- Assignment
Where an entry contains a picture, skip the picture and write out everything else exactly.
====
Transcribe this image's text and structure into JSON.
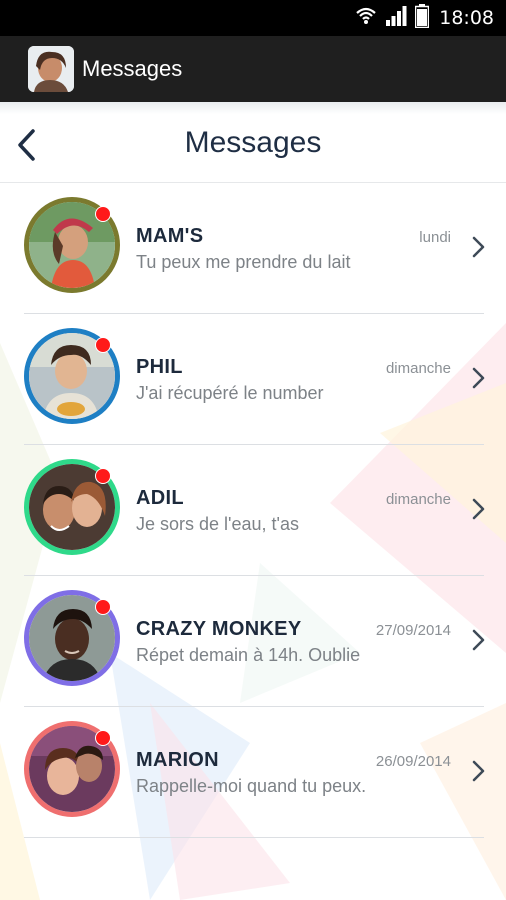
{
  "status_bar": {
    "time": "18:08",
    "icons": [
      "wifi-icon",
      "signal-icon",
      "battery-icon"
    ]
  },
  "action_bar": {
    "title": "Messages",
    "app_icon": "app-avatar-icon",
    "background": "#1f1f1f"
  },
  "header": {
    "title": "Messages",
    "back_icon": "chevron-left-icon",
    "accent": "#1f2e44"
  },
  "conversations": [
    {
      "name": "MAM'S",
      "date": "lundi",
      "preview": "Tu peux me prendre du lait",
      "ring_color": "#7b7a2e",
      "unread": true
    },
    {
      "name": "PHIL",
      "date": "dimanche",
      "preview": "J'ai récupéré le number",
      "ring_color": "#1e7fc4",
      "unread": true
    },
    {
      "name": "ADIL",
      "date": "dimanche",
      "preview": "Je sors de l'eau, t'as",
      "ring_color": "#2fd98a",
      "unread": true
    },
    {
      "name": "CRAZY MONKEY",
      "date": "27/09/2014",
      "preview": "Répet demain à 14h. Oublie",
      "ring_color": "#7f6ee6",
      "unread": true
    },
    {
      "name": "MARION",
      "date": "26/09/2014",
      "preview": "Rappelle-moi quand tu peux.",
      "ring_color": "#ef6f6f",
      "unread": true
    }
  ],
  "colors": {
    "unread_dot": "#ff1a1a",
    "name_text": "#1d2a3c",
    "secondary_text": "#7d8287"
  }
}
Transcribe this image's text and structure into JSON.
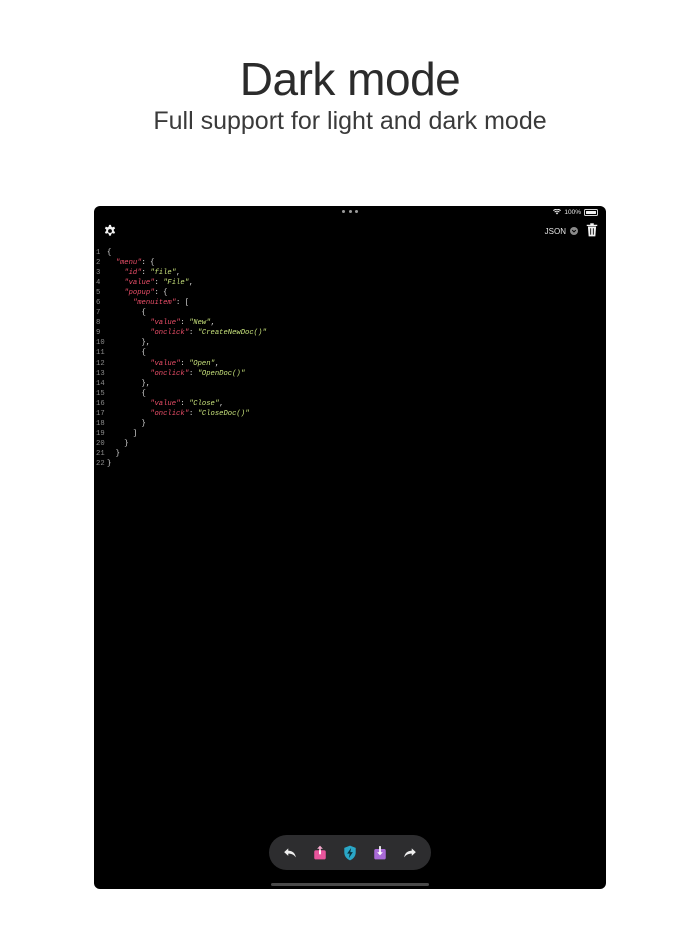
{
  "headline": "Dark mode",
  "subheadline": "Full support for light and dark mode",
  "status_bar": {
    "battery": "100%"
  },
  "toolbar": {
    "format_label": "JSON"
  },
  "editor": {
    "lines": [
      {
        "n": "1",
        "code": "{"
      },
      {
        "n": "2",
        "code": "  \"menu\": {"
      },
      {
        "n": "3",
        "code": "    \"id\": \"file\","
      },
      {
        "n": "4",
        "code": "    \"value\": \"File\","
      },
      {
        "n": "5",
        "code": "    \"popup\": {"
      },
      {
        "n": "6",
        "code": "      \"menuitem\": ["
      },
      {
        "n": "7",
        "code": "        {"
      },
      {
        "n": "8",
        "code": "          \"value\": \"New\","
      },
      {
        "n": "9",
        "code": "          \"onclick\": \"CreateNewDoc()\""
      },
      {
        "n": "10",
        "code": "        },"
      },
      {
        "n": "11",
        "code": "        {"
      },
      {
        "n": "12",
        "code": "          \"value\": \"Open\","
      },
      {
        "n": "13",
        "code": "          \"onclick\": \"OpenDoc()\""
      },
      {
        "n": "14",
        "code": "        },"
      },
      {
        "n": "15",
        "code": "        {"
      },
      {
        "n": "16",
        "code": "          \"value\": \"Close\","
      },
      {
        "n": "17",
        "code": "          \"onclick\": \"CloseDoc()\""
      },
      {
        "n": "18",
        "code": "        }"
      },
      {
        "n": "19",
        "code": "      ]"
      },
      {
        "n": "20",
        "code": "    }"
      },
      {
        "n": "21",
        "code": "  }"
      },
      {
        "n": "22",
        "code": "}"
      }
    ]
  },
  "bottom_bar": {
    "buttons": [
      {
        "name": "undo-button",
        "icon": "undo-arrow-icon"
      },
      {
        "name": "export-button",
        "icon": "share-upload-icon",
        "color": "#e8559c"
      },
      {
        "name": "format-bolt-button",
        "icon": "lightning-shield-icon",
        "color": "#2aa7c7"
      },
      {
        "name": "import-button",
        "icon": "tray-download-icon",
        "color": "#a96bd8"
      },
      {
        "name": "redo-button",
        "icon": "redo-arrow-icon"
      }
    ]
  },
  "colors": {
    "key": "#ee4f6a",
    "string": "#c9e47c",
    "background": "#000000",
    "bar": "#2d2d2f"
  }
}
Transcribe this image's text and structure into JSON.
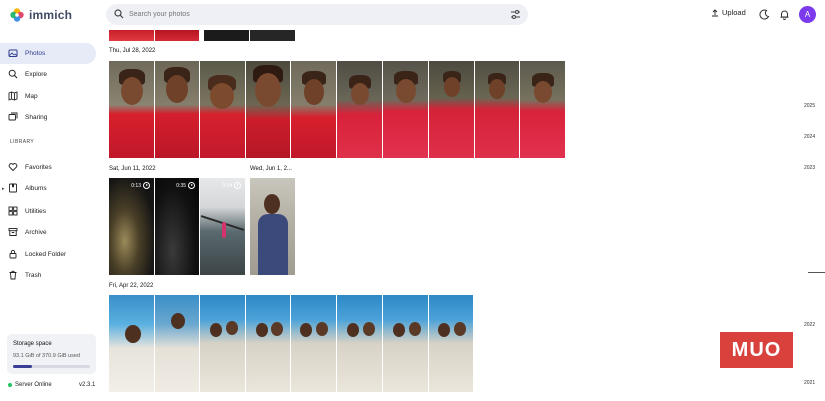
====
- Reply to the exercise
Transcribe this image's text and structure into JSON.
{
  "status_bar": {
    "time": "18:08",
    "icons": [
      "wifi-icon",
      "signal-icon",
      "battery-icon"
    ]
  },
  "action_bar": {
    "title": "Messages",
    "app_icon": "app-avatar-icon",
    "background": "#1f1f1f"
  },
  "header": {
    "title": "Messages",
    "back_icon": "chevron-left-icon",
    "accent": "#1f2e44"
  },
  "conversations": [
    {
      "name": "MAM'S",
      "date": "lundi",
      "preview": "Tu peux me prendre du lait",
      "ring_color": "#7b7a2e",
      "unread": true
    },
    {
      "name": "PHIL",
      "date": "dimanche",
      "preview": "J'ai récupéré le number",
      "ring_color": "#1e7fc4",
      "unread": true
    },
    {
      "name": "ADIL",
      "date": "dimanche",
      "preview": "Je sors de l'eau, t'as",
      "ring_color": "#2fd98a",
      "unread": true
    },
    {
      "name": "CRAZY MONKEY",
      "date": "27/09/2014",
      "preview": "Répet demain à 14h. Oublie",
      "ring_color": "#7f6ee6",
      "unread": true
    },
    {
      "name": "MARION",
      "date": "26/09/2014",
      "preview": "Rappelle-moi quand tu peux.",
      "ring_color": "#ef6f6f",
      "unread": true
    }
  ],
  "colors": {
    "unread_dot": "#ff1a1a",
    "name_text": "#1d2a3c",
    "secondary_text": "#7d8287"
  }
}
Transcribe this image's text and structure into JSON.
{
  "headline": "Dark mode",
  "subheadline": "Full support for light and dark mode",
  "status_bar": {
    "battery": "100%"
  },
  "toolbar": {
    "format_label": "JSON"
  },
  "editor": {
    "lines": [
      {
        "n": "1",
        "code": "{"
      },
      {
        "n": "2",
        "code": "  \"menu\": {"
      },
      {
        "n": "3",
        "code": "    \"id\": \"file\","
      },
      {
        "n": "4",
        "code": "    \"value\": \"File\","
      },
      {
        "n": "5",
        "code": "    \"popup\": {"
      },
      {
        "n": "6",
        "code": "      \"menuitem\": ["
      },
      {
        "n": "7",
        "code": "        {"
      },
      {
        "n": "8",
        "code": "          \"value\": \"New\","
      },
      {
        "n": "9",
        "code": "          \"onclick\": \"CreateNewDoc()\""
      },
      {
        "n": "10",
        "code": "        },"
      },
      {
        "n": "11",
        "code": "        {"
      },
      {
        "n": "12",
        "code": "          \"value\": \"Open\","
      },
      {
        "n": "13",
        "code": "          \"onclick\": \"OpenDoc()\""
      },
      {
        "n": "14",
        "code": "        },"
      },
      {
        "n": "15",
        "code": "        {"
      },
      {
        "n": "16",
        "code": "          \"value\": \"Close\","
      },
      {
        "n": "17",
        "code": "          \"onclick\": \"CloseDoc()\""
      },
      {
        "n": "18",
        "code": "        }"
      },
      {
        "n": "19",
        "code": "      ]"
      },
      {
        "n": "20",
        "code": "    }"
      },
      {
        "n": "21",
        "code": "  }"
      },
      {
        "n": "22",
        "code": "}"
      }
    ]
  },
  "bottom_bar": {
    "buttons": [
      {
        "name": "undo-button",
        "icon": "undo-arrow-icon"
      },
      {
        "name": "export-button",
        "icon": "share-upload-icon",
        "color": "#e8559c"
      },
      {
        "name": "format-bolt-button",
        "icon": "lightning-shield-icon",
        "color": "#2aa7c7"
      },
      {
        "name": "import-button",
        "icon": "tray-download-icon",
        "color": "#a96bd8"
      },
      {
        "name": "redo-button",
        "icon": "redo-arrow-icon"
      }
    ]
  },
  "colors": {
    "key": "#ee4f6a",
    "string": "#c9e47c",
    "background": "#000000",
    "bar": "#2d2d2f"
  }
}
Transcribe this image's text and structure into JSON.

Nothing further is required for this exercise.